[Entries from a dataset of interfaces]
———

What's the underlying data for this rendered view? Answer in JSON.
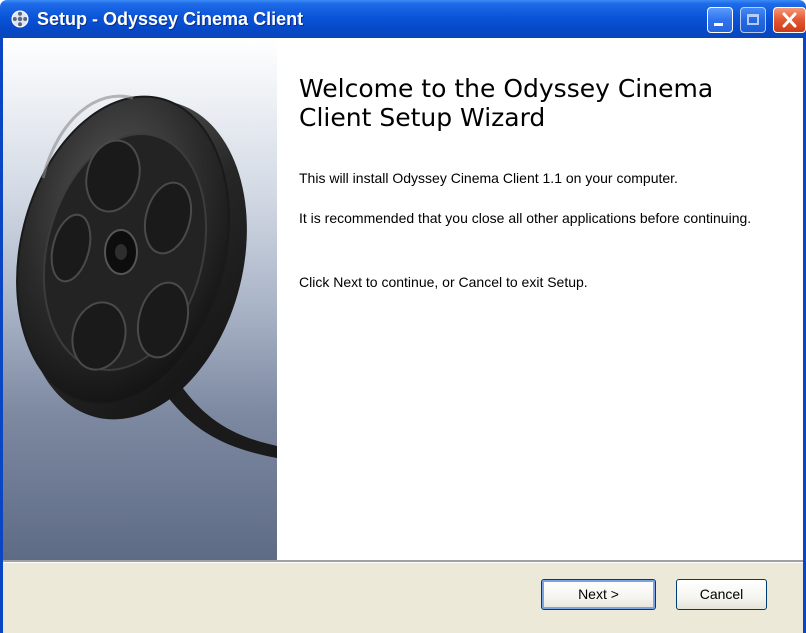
{
  "window": {
    "title": "Setup - Odyssey Cinema Client",
    "controls": [
      "minimize-icon",
      "maximize-icon",
      "close-icon"
    ]
  },
  "banner": {
    "image": "film-reel"
  },
  "content": {
    "heading": "Welcome to the Odyssey Cinema Client Setup Wizard",
    "paragraphs": [
      "This will install Odyssey Cinema Client 1.1 on your computer.",
      "It is recommended that you close all other applications before continuing.",
      "Click Next to continue, or Cancel to exit Setup."
    ]
  },
  "buttons": {
    "next": "Next >",
    "cancel": "Cancel"
  },
  "colors": {
    "titlebar": "#0a55d8",
    "close_button": "#e55a35",
    "button_face": "#ece9d8",
    "default_button_focus": "#7ba2e7"
  }
}
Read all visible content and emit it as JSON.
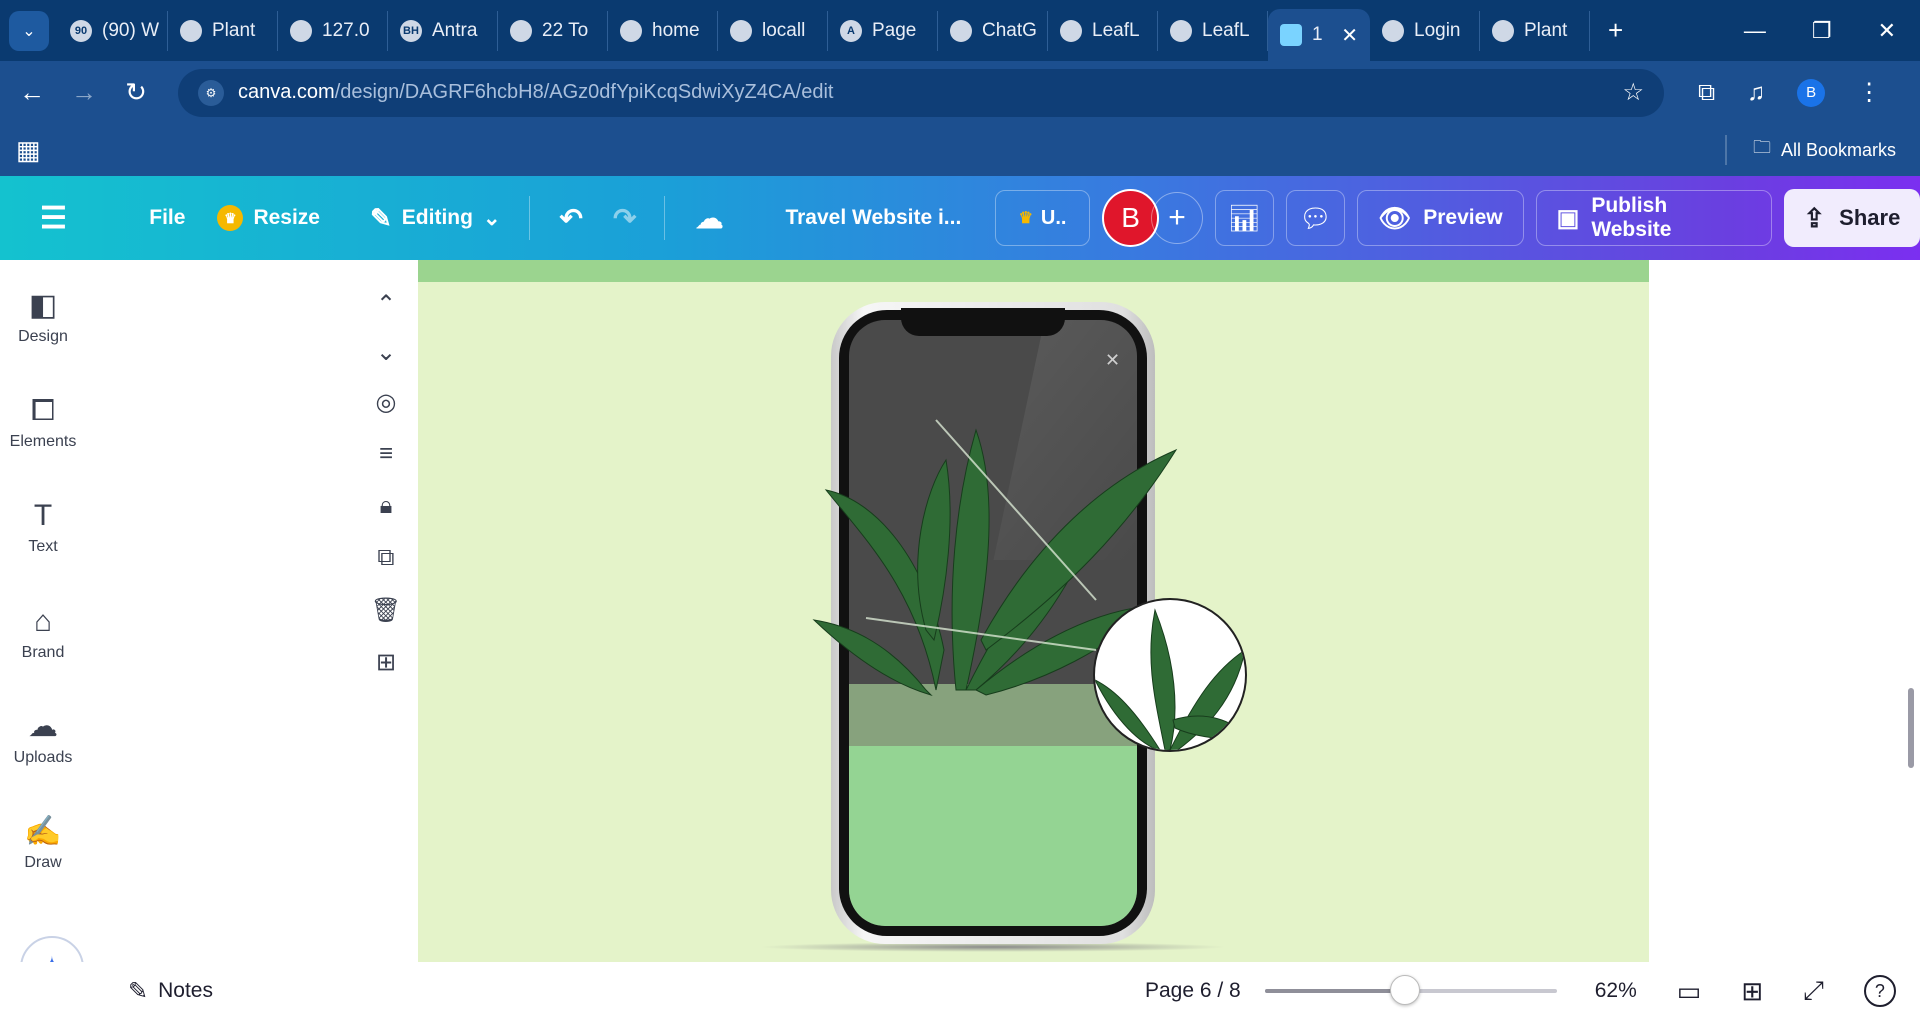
{
  "browser": {
    "tabs": [
      {
        "label": "(90) W",
        "icon": "whatsapp-icon",
        "badge": "90"
      },
      {
        "label": "Plant",
        "icon": "github-icon"
      },
      {
        "label": "127.0",
        "icon": "globe-icon"
      },
      {
        "label": "Antra",
        "icon": "bh-icon",
        "badge": "BH"
      },
      {
        "label": "22 To",
        "icon": "home-icon"
      },
      {
        "label": "home",
        "icon": "globe-icon"
      },
      {
        "label": "locall",
        "icon": "logo-icon"
      },
      {
        "label": "Page",
        "icon": "a-icon",
        "badge": "A"
      },
      {
        "label": "ChatG",
        "icon": "openai-icon"
      },
      {
        "label": "LeafL",
        "icon": "figma-icon"
      },
      {
        "label": "LeafL",
        "icon": "figma-icon"
      },
      {
        "label": "1",
        "icon": "canva-icon",
        "active": true
      },
      {
        "label": "Login",
        "icon": "globe-icon"
      },
      {
        "label": "Plant",
        "icon": "globe-icon"
      }
    ],
    "url_host": "canva.com",
    "url_path": "/design/DAGRF6hcbH8/AGz0dfYpiKcqSdwiXyZ4CA/edit",
    "profile_initial": "B",
    "bookmarks_label": "All Bookmarks"
  },
  "canva": {
    "file": "File",
    "resize": "Resize",
    "editing": "Editing",
    "doc_title": "Travel Website i...",
    "upgrade_label": "U..",
    "avatar_initial": "B",
    "preview": "Preview",
    "publish": "Publish Website",
    "share": "Share",
    "brand_avatar_color": "#e0162b"
  },
  "sidebar": {
    "items": [
      {
        "label": "Design",
        "icon": "design-icon"
      },
      {
        "label": "Elements",
        "icon": "elements-icon"
      },
      {
        "label": "Text",
        "icon": "text-icon"
      },
      {
        "label": "Brand",
        "icon": "brand-icon"
      },
      {
        "label": "Uploads",
        "icon": "uploads-icon"
      },
      {
        "label": "Draw",
        "icon": "draw-icon"
      }
    ]
  },
  "footer": {
    "notes": "Notes",
    "page": "Page 6 / 8",
    "zoom": "62%",
    "zoom_fraction": 0.48
  },
  "canvas": {
    "background": "#e4f3c9",
    "band_color": "#9bd48f",
    "screen_green": "#94d493"
  }
}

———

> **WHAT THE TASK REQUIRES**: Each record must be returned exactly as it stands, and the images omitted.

> **OUTPUT BELOW**:
What's the underlying data for this rendered view? Answer in JSON.
{
  "window": {
    "title": "Setup - Odyssey Cinema Client",
    "controls": [
      "minimize-icon",
      "maximize-icon",
      "close-icon"
    ]
  },
  "banner": {
    "image": "film-reel"
  },
  "content": {
    "heading": "Welcome to the Odyssey Cinema Client Setup Wizard",
    "paragraphs": [
      "This will install Odyssey Cinema Client 1.1 on your computer.",
      "It is recommended that you close all other applications before continuing.",
      "Click Next to continue, or Cancel to exit Setup."
    ]
  },
  "buttons": {
    "next": "Next >",
    "cancel": "Cancel"
  },
  "colors": {
    "titlebar": "#0a55d8",
    "close_button": "#e55a35",
    "button_face": "#ece9d8",
    "default_button_focus": "#7ba2e7"
  }
}
Read all visible content and emit it as JSON.
{
  "browser": {
    "tabs": [
      {
        "label": "(90) W",
        "icon": "whatsapp-icon",
        "badge": "90"
      },
      {
        "label": "Plant",
        "icon": "github-icon"
      },
      {
        "label": "127.0",
        "icon": "globe-icon"
      },
      {
        "label": "Antra",
        "icon": "bh-icon",
        "badge": "BH"
      },
      {
        "label": "22 To",
        "icon": "home-icon"
      },
      {
        "label": "home",
        "icon": "globe-icon"
      },
      {
        "label": "locall",
        "icon": "logo-icon"
      },
      {
        "label": "Page",
        "icon": "a-icon",
        "badge": "A"
      },
      {
        "label": "ChatG",
        "icon": "openai-icon"
      },
      {
        "label": "LeafL",
        "icon": "figma-icon"
      },
      {
        "label": "LeafL",
        "icon": "figma-icon"
      },
      {
        "label": "1",
        "icon": "canva-icon",
        "active": true
      },
      {
        "label": "Login",
        "icon": "globe-icon"
      },
      {
        "label": "Plant",
        "icon": "globe-icon"
      }
    ],
    "url_host": "canva.com",
    "url_path": "/design/DAGRF6hcbH8/AGz0dfYpiKcqSdwiXyZ4CA/edit",
    "profile_initial": "B",
    "bookmarks_label": "All Bookmarks"
  },
  "canva": {
    "file": "File",
    "resize": "Resize",
    "editing": "Editing",
    "doc_title": "Travel Website i...",
    "upgrade_label": "U..",
    "avatar_initial": "B",
    "preview": "Preview",
    "publish": "Publish Website",
    "share": "Share",
    "brand_avatar_color": "#e0162b"
  },
  "sidebar": {
    "items": [
      {
        "label": "Design",
        "icon": "design-icon"
      },
      {
        "label": "Elements",
        "icon": "elements-icon"
      },
      {
        "label": "Text",
        "icon": "text-icon"
      },
      {
        "label": "Brand",
        "icon": "brand-icon"
      },
      {
        "label": "Uploads",
        "icon": "uploads-icon"
      },
      {
        "label": "Draw",
        "icon": "draw-icon"
      }
    ]
  },
  "footer": {
    "notes": "Notes",
    "page": "Page 6 / 8",
    "zoom": "62%",
    "zoom_fraction": 0.48
  },
  "canvas": {
    "background": "#e4f3c9",
    "band_color": "#9bd48f",
    "screen_green": "#94d493"
  }
}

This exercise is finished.